The players/candidates must be willing do all that can be done to win or they should not be in the public life. Victory is decreed by demonizing your opponents by exchanging vitriol verbal blows. We as the spectators/voters thrive on a culture of a dog-eat-dog mentality. Thus, the metaphor of the theatre sets the stage for “Blood Sports.”

There is no need to ponder why debates spill from the family living room, the university classrooms, and other social and religious venues directly into the workplace.

According to a study by Office Team in Medo, California, while once a refuge of a no politics and no religious zone, the workplace has triggered a maelstrom of political debate at the office water-cooler.

The rules of this “blood sport” rely on human nature. The sides we align ourselves in this arena are based on our values. Consequently, our values emotionally define our decisions. If we impose our convictions on others while negating their feelings, it sets forth a dynamite charge of threatening emotions.

Instinctually, the fight or flight response is elicited. While this is a life-saving mechanism, it can also churn dire consequences when produced in a work environment.

Civility expert P.M. Forni, Director of the Civility Initiative at John Hopkins University, found that it is up to employees to handle these concerns at the cubicle level. Most managers will not legislate good manners or dampen debates. Therefore, the employee must use caution in debating and respecting the opinions of their co-workers.

The Intrigues of Political Debate

If you have ever entered into a political debate, you will know that politics is always intriguing, confusing but never easy. It is far too simplistic to try to categorize individuals as being on the political left or political right. If you ask ten people to define what being a Democrat means you will probably get ten different answers. The same goes for Republicans. Even within the political parties you will get a range of opinions veering from the far left to moderate and perhaps even far right on some issues. This has lead to some people suggesting that a third party is required.

A political debate should be an opportunity for people to put their points of view across and argue, politely, with their opponents. The winner of the debate is the one with the most convincing argument. That’s the theory. The reality is somewhat different. When you have two people involved in a public debate, the person who is seen as the winner is usually the one who has more charm and charisma. They are better able to put their point across and have the ability to present their views in the language of the listener. They may even look better. It has been noted that President Obama’s natural good looks and charm didn’t do him any harm in the political arena. It is a fact of human nature that we often side on the part of the person who looks the best rather than the views they hold.

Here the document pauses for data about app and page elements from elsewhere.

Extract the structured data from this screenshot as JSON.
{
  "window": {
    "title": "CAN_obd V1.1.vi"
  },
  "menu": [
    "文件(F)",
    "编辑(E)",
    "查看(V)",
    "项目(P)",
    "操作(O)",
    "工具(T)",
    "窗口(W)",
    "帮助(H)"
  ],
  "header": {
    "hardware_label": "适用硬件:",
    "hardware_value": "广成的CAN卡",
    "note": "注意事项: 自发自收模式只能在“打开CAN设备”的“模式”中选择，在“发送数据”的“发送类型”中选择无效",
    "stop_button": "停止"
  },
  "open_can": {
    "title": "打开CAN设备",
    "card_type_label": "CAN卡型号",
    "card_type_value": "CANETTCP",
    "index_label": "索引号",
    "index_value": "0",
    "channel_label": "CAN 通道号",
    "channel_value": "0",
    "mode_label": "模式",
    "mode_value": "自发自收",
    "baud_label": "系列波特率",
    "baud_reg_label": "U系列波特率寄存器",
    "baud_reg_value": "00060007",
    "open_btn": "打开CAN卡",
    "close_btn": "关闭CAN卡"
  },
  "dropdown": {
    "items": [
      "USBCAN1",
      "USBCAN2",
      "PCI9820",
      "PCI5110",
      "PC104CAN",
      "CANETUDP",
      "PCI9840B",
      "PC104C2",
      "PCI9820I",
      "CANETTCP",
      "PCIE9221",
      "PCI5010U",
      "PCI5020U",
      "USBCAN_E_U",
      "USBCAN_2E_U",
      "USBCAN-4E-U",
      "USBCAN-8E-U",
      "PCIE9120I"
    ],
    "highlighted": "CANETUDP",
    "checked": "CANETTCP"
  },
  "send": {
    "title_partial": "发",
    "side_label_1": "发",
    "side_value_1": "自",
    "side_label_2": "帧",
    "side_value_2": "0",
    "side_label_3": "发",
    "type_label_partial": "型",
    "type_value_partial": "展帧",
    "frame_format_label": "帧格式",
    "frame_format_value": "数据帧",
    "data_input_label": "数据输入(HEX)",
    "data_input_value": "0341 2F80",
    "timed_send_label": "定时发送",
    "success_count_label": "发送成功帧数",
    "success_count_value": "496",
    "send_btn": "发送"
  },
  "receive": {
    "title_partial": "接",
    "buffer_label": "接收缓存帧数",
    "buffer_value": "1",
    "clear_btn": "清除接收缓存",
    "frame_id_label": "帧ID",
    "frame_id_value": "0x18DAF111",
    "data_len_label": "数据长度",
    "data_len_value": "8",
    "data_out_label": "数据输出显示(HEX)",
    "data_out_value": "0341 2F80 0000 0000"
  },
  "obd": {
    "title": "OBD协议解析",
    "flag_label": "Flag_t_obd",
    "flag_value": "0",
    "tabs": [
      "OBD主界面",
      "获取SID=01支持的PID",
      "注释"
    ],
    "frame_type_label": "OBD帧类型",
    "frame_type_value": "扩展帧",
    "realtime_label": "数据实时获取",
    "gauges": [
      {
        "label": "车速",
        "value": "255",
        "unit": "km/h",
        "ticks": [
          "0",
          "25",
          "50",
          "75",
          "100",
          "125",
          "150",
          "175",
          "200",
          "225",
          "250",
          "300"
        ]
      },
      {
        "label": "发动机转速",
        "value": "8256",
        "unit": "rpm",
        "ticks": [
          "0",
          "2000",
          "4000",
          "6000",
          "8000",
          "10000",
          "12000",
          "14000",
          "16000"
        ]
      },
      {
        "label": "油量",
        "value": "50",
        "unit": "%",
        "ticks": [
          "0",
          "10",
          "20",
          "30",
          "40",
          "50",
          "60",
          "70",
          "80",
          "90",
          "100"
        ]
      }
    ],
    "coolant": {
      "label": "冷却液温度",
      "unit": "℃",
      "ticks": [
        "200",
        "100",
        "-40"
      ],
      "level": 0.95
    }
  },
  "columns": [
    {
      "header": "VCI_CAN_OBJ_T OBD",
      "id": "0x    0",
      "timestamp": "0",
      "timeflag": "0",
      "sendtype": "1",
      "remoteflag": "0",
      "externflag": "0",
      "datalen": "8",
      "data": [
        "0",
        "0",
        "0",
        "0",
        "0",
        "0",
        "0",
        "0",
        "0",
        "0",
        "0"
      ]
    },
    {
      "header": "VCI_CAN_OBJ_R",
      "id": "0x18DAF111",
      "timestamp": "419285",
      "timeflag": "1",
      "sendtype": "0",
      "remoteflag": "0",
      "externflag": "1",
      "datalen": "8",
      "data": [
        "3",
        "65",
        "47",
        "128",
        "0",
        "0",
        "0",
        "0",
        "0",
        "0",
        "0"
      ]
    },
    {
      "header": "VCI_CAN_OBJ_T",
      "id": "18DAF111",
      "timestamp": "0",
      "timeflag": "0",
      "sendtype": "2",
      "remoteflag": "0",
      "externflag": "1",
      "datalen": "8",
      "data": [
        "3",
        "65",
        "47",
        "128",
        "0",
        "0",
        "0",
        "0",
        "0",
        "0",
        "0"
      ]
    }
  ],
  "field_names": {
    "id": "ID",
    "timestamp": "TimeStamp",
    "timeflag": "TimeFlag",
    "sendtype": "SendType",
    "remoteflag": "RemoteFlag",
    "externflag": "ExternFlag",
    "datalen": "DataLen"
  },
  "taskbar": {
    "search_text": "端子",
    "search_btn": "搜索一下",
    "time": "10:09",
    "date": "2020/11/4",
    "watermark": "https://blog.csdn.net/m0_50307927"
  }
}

Watching a political debate can be entertaining and educational if it is held in the correct format and is properly controlled. Unfortunately all too often they end up in a shouting match between the two candidates/parties with verbal personal attacks featuring very frequently. If you are involved in a discussion about politics always maintain your composure and listen to the views of the other side. You never know but they could have something interesting to say.